Identification of Spotted Hyena
Predation Management in Livestock Farming

©Robert Hofmeyr
The spotted hyena (Crocuta crocuta) is the largest of the hyena family. They look like very large, heavily built dogs, usually with a length of 120 cm to 180 cm and weight of 60 kg to 80 kg. Spotted hyenas have short off-white to fawn-yellow, dirty grey coats with numerous irregular dark brown spots or blotches that tend to fade with age. A short mane of hair stands upright on its back.
Spotted hyena ears are rounded and not pointed like the ears of the brown hyena, and their front legs are longer than their back legs, resulting in their shoulders being higher than their rumps. They are also referred to as laughing hyenas, because of their giggling and cackling calls usually made when agitated or attacking animals.
Female spotted hyena have up to three times more testosterone than males, so are up to 10% larger than the males, significantly more aggressive and the dominant ones in the clans. They have a highly sophisticated clan hierarchy, with a female offspring taking over when the alpha female dies. Apparently, there are exceptional cases where the male will lead a clan.
Lower-ranking females may split from the group to form their own clans. To prevent inbreeding, most sons immigrate to other clans. Social relationship with other males is more important than the size of a male, so they need to form new allegiances when they move to another clan.
It is difficult to tell males and females apart, since females have a fatty pseudo-scrotum and an erectile clitoris, which looks like the penis of the males.
The strange form of the female’s clitoris complicates mating, since this part becomes prickly when erect. Males therefore have to be calm and precise during the mating process, which also may be why passive males usually have greater success in courting females.
Spotted hyenas become sexually mature from about three years old, with breeding taking place throughout the year. One to four pups are usually born after a gestation period of about 110 days. The cubs are born through the pseudo-penis, resulting in up to 60% of cubs suffocating on their way out. The small size of the birthing canal is often fatal to especially first-time mothers.
Females look for a birth den just before giving birth and the cubs are carried to a communal den about two weeks after they were born. The cubs are born with open eyes and suckle on the mother until they are 12 to 18 months old. They start snacking on meat killed near the den from five months of age. They are usually left at the den with a babysitter while the mother is hunting.

Killing and Feeding Pattern

©Robert Hofmeyr
People used to think that spotted hyenas were cowardly scavengers, but in some Eastern African countries they are believed to be owned and ridden by witches because of their cunning hunting tactics and nocturnal nature.
Research by Gus Mills revealed that spotted hyenas hunted more than scavenged in some areas, with packs chasing prey for kilometers before the prey collapses in exhaustion.

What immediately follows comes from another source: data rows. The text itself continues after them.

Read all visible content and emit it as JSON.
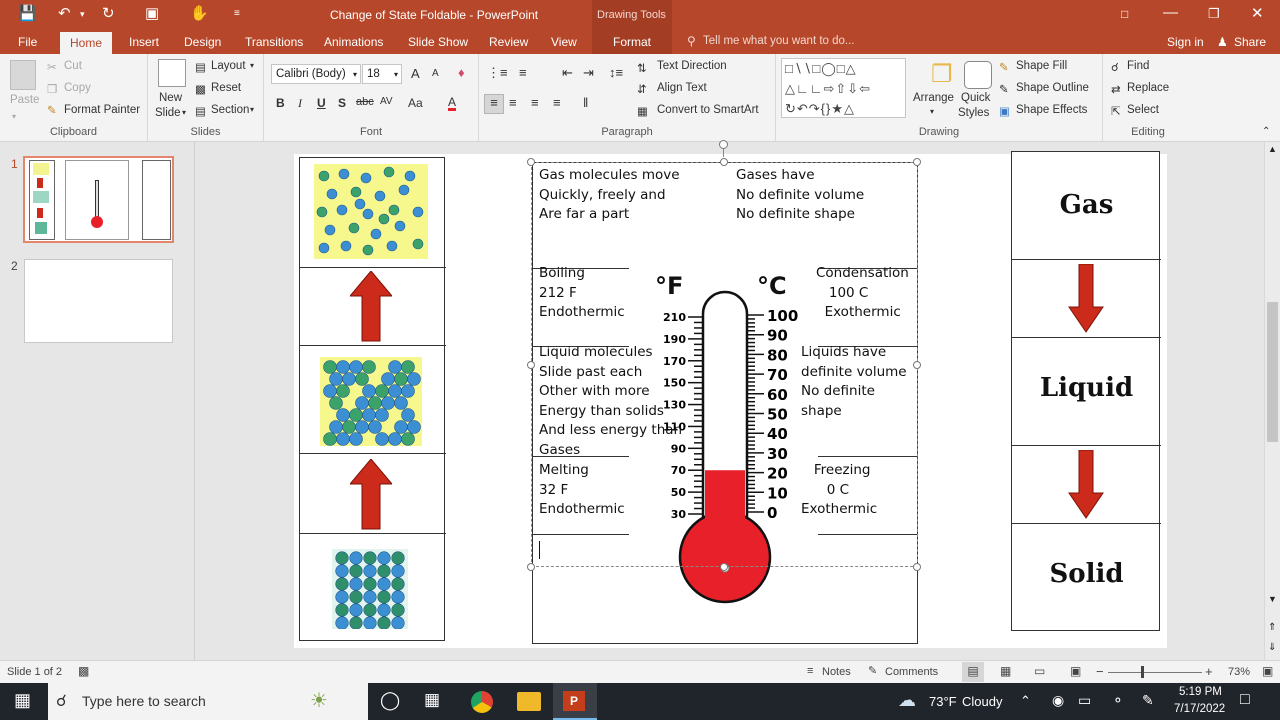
{
  "titlebar": {
    "title": "Change of State Foldable  -  PowerPoint",
    "context_label": "Drawing Tools"
  },
  "tabs": {
    "file": "File",
    "items": [
      "Home",
      "Insert",
      "Design",
      "Transitions",
      "Animations",
      "Slide Show",
      "Review",
      "View"
    ],
    "context_tab": "Format",
    "tell_me": "Tell me what you want to do...",
    "sign_in": "Sign in",
    "share": "Share"
  },
  "ribbon": {
    "clipboard": {
      "paste": "Paste",
      "cut": "Cut",
      "copy": "Copy",
      "format_painter": "Format Painter",
      "label": "Clipboard"
    },
    "slides": {
      "new_slide_1": "New",
      "new_slide_2": "Slide",
      "layout": "Layout",
      "reset": "Reset",
      "section": "Section",
      "label": "Slides"
    },
    "font": {
      "face": "Calibri (Body)",
      "size": "18",
      "bold": "B",
      "italic": "I",
      "underline": "U",
      "shadow": "S",
      "strike": "abc",
      "spacing": "AV",
      "case": "Aa",
      "color": "A",
      "grow": "A",
      "shrink": "A",
      "label": "Font"
    },
    "paragraph": {
      "text_direction": "Text Direction",
      "align_text": "Align Text",
      "convert": "Convert to SmartArt",
      "label": "Paragraph"
    },
    "drawing": {
      "arrange": "Arrange",
      "quick_styles_1": "Quick",
      "quick_styles_2": "Styles",
      "shape_fill": "Shape Fill",
      "shape_outline": "Shape Outline",
      "shape_effects": "Shape Effects",
      "label": "Drawing"
    },
    "editing": {
      "find": "Find",
      "replace": "Replace",
      "select": "Select",
      "label": "Editing"
    }
  },
  "thumbnails": {
    "n1": "1",
    "n2": "2"
  },
  "slide": {
    "gas_text": "Gas molecules move\nQuickly, freely and\nAre far a part",
    "gases_have": "Gases have\nNo definite volume\nNo definite shape",
    "boiling": "Boiling\n212 F\nEndothermic",
    "condensation": "Condensation\n   100 C\n  Exothermic",
    "liquid_text": "Liquid molecules\nSlide past each\nOther with more\nEnergy than solids\nAnd less energy than\nGases",
    "liquids_have": "Liquids have\ndefinite volume\nNo definite\nshape",
    "melting": "Melting\n32 F\nEndothermic",
    "freezing": "   Freezing\n      0 C\nExothermic",
    "thermometer": {
      "f_label": "°F",
      "c_label": "°C",
      "f_ticks": [
        "210",
        "190",
        "170",
        "150",
        "130",
        "110",
        "90",
        "70",
        "50",
        "30"
      ],
      "c_ticks": [
        "100",
        "90",
        "80",
        "70",
        "60",
        "50",
        "40",
        "30",
        "20",
        "10",
        "0"
      ],
      "fill_level_f": 70
    },
    "right_labels": {
      "gas": "Gas",
      "liquid": "Liquid",
      "solid": "Solid"
    }
  },
  "statusbar": {
    "slide_info": "Slide 1 of 2",
    "notes": "Notes",
    "comments": "Comments",
    "zoom": "73%"
  },
  "taskbar": {
    "search": "Type here to search",
    "weather_temp": "73°F",
    "weather_desc": "Cloudy",
    "time": "5:19 PM",
    "date": "7/17/2022"
  },
  "colors": {
    "accent": "#b7472a",
    "thermo_red": "#e8202a",
    "arrow_red": "#cc2a1a"
  }
}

Other studies confirmed that lions, in some areas, might even scavenge more from hyenas than the other way around. They may hunt individually or in packs.
The diet of the spotted hyena ranges from insects to large game animals. You don’t want to mess with spotted hyenas. They have the strongest jaws in proportion to their body size of any other mammal, which allows them to crush the bones of even giraffes.
Livestock may be targeted, but this is rare, since spotted hyenas are usually confined to conservation areas in South Africa. Cattle, sheep and goats are the primary prey in the few cases when livestock is targeted. Farmers should, however, remember that merely seeing a hyena feeding on a carcass does not necessarily indicate that it has killed the animal.
Studies by the Predation Management Forum show that spotted hyena will first consume the meat around the loins and anal region, when feeding on an intact carcass, and then open the abdominal cavity and pull out the soft organs. Once the stomach, its wall and contents have been consumed, the hyena will eat the lungs, abdominal and leg muscles.
The carcass is disassembled and pieces carried off to eat in peace, once the muscles have been eaten. They don’t waste a scrap of food, so there is often little trace of their meal once a pack is done with it.


©Nigel Dennis
Spotted hyenas have been recorded as near threated in the South Africa Red Data Book for Mammals, so farmers should consult the relevant authorities regarding the necessary permits to catch these animals.
Leopard cage traps with a lamb carcass can be used to trap spotted hyena so that they can be relocated. Electric fencing may help to keep spotted hyenas off farmland, while the kraaling of animals, shepherds and guard animals may help to protect livestock against predation.

By Glenneis Kriel